DATASET EXTRACT section start

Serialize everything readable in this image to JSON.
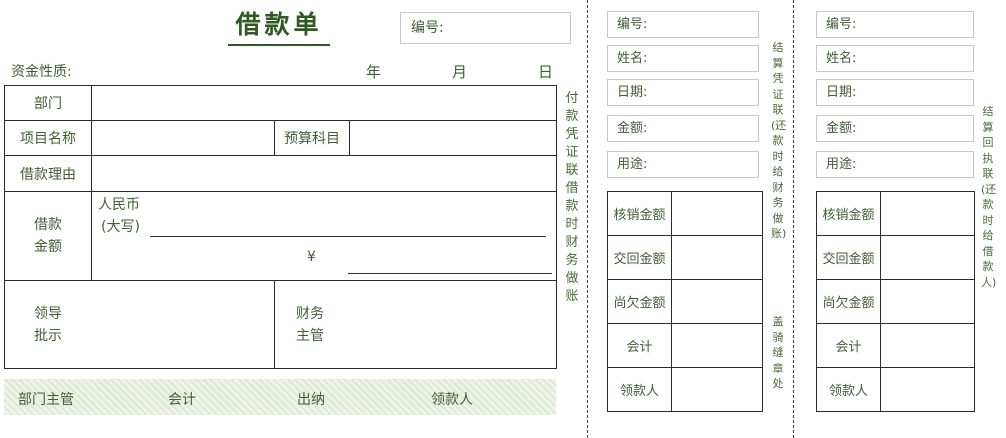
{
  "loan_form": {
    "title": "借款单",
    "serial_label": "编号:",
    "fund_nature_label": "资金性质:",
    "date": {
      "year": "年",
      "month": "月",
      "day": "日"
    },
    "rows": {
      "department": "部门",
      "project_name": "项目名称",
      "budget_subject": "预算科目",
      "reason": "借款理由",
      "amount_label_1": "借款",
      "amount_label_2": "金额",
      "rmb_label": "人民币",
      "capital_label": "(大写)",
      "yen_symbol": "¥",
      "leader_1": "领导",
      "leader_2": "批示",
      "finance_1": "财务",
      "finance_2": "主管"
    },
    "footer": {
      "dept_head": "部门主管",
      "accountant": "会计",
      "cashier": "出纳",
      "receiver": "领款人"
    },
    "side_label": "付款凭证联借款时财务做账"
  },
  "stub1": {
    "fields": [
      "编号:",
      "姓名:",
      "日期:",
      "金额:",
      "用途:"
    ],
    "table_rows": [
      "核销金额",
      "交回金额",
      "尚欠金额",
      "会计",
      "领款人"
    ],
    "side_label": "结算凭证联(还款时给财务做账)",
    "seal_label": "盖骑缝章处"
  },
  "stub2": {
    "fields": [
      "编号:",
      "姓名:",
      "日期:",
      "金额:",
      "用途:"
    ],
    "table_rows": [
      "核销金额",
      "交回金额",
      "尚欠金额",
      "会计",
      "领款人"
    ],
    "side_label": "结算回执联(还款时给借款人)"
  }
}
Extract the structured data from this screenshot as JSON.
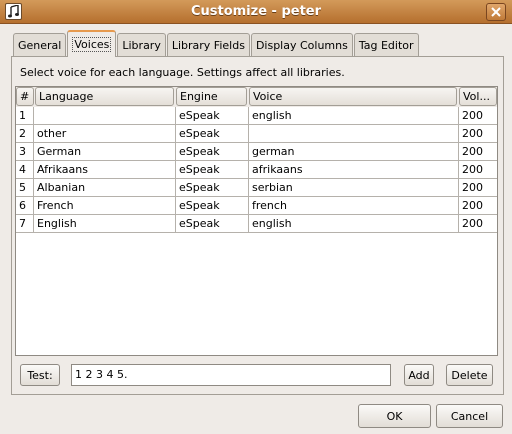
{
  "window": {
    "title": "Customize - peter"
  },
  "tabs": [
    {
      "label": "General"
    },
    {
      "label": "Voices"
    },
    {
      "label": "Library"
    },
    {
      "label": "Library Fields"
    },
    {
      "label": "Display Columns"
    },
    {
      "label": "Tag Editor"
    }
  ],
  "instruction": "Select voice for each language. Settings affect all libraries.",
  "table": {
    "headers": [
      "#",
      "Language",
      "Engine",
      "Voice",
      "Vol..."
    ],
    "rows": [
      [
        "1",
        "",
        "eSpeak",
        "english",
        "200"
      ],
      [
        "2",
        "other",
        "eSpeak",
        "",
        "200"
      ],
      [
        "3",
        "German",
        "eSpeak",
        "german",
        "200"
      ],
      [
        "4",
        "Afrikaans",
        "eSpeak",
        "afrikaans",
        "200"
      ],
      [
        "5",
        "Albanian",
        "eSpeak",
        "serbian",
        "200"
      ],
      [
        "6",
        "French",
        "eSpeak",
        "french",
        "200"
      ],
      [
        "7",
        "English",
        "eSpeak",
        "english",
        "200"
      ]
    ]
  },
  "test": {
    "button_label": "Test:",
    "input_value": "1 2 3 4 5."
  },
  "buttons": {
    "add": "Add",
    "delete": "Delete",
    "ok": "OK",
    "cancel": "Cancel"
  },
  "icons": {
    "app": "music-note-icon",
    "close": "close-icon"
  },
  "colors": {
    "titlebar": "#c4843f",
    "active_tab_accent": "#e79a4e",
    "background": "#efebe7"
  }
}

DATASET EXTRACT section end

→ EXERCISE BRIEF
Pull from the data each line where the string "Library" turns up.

→ FINAL ANSWER
      "label": "Library"
      "label": "Library Fields"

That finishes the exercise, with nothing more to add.